Munn’s Castle, the first building in the historical complex, is most well know and regarded by the citizens of Utica and the States. Built in 1852, this “castle” was designed by one of the most well renown architects of the Italian Gothic Era, Alexander Jackson Davis. His work includes: the US Customs House in NYC, The Wadsworth Atheneum in Hartford CT, and the Lyndhurst in Tarrytown, NY. The house was designed in the Italianate style, but was considered an Irregular Villa. The Italianate Style can be categorized into many styles of buildings designed by Davis. Davis’s architectural plan of the home can be found at the MET. The home attracted rich families to Utica and was itself residential before 1950. But in 1950, it became a nursing facility, and then abandoned. Munn’s Castle represented the hight of the Gothic Era, and exemplified the genius of the Architect who built it.

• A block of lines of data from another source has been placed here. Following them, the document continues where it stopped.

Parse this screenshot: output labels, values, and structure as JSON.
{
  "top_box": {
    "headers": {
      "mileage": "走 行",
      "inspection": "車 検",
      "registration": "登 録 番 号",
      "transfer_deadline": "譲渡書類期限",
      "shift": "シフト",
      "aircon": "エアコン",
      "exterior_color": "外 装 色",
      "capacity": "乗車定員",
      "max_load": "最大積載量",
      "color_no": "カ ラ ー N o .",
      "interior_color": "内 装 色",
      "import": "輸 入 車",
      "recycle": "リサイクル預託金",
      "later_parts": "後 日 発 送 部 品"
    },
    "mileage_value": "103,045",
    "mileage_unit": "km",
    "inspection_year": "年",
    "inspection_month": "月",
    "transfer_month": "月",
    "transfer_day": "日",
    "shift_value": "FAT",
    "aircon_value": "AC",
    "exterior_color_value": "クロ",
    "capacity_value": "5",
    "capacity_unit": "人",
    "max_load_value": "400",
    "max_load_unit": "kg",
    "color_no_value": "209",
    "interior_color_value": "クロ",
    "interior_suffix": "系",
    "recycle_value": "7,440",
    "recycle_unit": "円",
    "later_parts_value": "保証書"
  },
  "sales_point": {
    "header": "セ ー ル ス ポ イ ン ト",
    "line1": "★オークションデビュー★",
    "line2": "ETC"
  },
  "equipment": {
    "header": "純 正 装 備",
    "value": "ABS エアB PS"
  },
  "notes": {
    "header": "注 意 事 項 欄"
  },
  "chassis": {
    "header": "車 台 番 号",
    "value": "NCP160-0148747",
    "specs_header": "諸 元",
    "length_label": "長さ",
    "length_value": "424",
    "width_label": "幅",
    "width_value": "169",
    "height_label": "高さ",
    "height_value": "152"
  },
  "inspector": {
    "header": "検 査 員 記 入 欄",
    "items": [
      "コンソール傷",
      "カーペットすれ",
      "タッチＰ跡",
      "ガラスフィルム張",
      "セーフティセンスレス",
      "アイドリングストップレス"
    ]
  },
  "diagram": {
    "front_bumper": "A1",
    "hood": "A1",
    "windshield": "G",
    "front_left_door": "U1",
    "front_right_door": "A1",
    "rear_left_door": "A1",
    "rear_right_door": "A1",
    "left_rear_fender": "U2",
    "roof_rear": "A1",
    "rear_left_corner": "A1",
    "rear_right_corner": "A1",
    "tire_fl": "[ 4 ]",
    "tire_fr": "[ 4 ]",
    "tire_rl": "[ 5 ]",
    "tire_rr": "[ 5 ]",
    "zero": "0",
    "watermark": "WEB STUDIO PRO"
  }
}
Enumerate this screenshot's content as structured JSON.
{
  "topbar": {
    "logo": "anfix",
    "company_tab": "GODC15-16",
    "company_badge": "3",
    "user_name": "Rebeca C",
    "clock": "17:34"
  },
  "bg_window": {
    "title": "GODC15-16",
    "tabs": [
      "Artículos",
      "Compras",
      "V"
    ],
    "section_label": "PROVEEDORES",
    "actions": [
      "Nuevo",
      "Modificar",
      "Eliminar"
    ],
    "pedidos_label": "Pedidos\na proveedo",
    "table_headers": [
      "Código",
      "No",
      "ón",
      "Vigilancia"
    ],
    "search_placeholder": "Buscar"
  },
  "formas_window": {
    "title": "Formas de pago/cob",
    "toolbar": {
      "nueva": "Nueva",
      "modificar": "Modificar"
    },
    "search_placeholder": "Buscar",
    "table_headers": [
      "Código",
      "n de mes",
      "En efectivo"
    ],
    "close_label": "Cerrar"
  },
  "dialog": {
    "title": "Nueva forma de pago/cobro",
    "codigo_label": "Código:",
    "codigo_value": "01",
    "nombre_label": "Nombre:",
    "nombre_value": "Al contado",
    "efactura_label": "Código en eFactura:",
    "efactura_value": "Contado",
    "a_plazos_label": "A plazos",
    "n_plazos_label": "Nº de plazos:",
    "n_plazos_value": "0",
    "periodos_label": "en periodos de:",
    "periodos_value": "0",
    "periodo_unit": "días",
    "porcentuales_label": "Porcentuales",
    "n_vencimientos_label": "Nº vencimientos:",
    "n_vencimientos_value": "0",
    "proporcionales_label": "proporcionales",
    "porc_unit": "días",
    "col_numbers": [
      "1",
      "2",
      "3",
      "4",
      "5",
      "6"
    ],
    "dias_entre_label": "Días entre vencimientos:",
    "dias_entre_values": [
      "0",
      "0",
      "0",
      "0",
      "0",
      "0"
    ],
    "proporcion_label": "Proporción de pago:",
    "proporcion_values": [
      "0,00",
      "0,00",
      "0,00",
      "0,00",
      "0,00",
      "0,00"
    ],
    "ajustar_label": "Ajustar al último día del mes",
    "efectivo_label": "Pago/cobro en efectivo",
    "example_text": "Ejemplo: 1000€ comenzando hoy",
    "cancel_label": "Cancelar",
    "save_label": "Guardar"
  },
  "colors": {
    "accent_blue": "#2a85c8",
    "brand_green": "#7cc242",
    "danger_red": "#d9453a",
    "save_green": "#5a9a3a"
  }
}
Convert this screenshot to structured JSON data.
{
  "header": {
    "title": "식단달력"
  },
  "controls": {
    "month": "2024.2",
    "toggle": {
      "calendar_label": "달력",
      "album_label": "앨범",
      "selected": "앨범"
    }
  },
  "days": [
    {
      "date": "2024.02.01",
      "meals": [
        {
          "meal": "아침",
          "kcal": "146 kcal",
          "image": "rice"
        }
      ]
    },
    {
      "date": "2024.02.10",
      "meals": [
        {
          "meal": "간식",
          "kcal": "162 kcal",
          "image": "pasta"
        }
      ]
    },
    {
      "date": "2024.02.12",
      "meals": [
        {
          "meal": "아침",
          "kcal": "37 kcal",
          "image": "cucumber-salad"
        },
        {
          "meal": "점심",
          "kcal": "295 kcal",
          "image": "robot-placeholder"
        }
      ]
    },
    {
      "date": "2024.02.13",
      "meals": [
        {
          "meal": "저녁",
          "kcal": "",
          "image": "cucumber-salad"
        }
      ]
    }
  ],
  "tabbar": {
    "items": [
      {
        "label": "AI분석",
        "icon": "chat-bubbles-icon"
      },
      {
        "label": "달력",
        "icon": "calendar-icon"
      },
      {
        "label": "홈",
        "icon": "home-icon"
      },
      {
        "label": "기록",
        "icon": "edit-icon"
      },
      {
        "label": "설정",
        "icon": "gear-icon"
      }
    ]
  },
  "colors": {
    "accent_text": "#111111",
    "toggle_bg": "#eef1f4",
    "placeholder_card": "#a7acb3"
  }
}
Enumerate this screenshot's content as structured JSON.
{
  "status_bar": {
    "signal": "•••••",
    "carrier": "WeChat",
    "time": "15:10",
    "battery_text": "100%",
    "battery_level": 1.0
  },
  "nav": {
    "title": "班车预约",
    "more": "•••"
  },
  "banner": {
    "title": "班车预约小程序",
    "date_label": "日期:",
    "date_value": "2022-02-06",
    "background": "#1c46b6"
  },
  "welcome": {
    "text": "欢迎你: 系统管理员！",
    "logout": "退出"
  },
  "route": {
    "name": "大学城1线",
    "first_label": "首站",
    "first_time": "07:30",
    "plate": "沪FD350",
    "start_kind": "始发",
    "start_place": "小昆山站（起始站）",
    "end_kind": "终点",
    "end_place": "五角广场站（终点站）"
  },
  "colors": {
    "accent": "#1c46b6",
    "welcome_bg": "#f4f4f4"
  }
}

The Ruscoe Conkling House, is the third building and significant historical importance in Rutger Park. Built in the 1830, this building was designed and built by architect, Philip Hooker in the Greek Revival style. It was originally named the “Miller-Conkling-Kernan House”, and completed by the Miller family during its construction. The first owner, Roscoe Conkling purchased and moved into the home in 1863. At that time, Mr. Conkling was a powerful and controversial politician, he lead the angry outbursts that became the assassination of President James Garfeild. The original hip roofed brick house was covered with grey stucco to look like rock. The building soon changed after that and had ongoing renovations by the new owner, Nicholas Kernan; he added a two story East wing, a porch, dormer and chimney tops. More recently, the building was declared a National Historic Landmark in 1975, and in 2005 was listed for sale. The Ruscoe Conkling House represented the glory of the Greek Revival style in the American Victorian Era.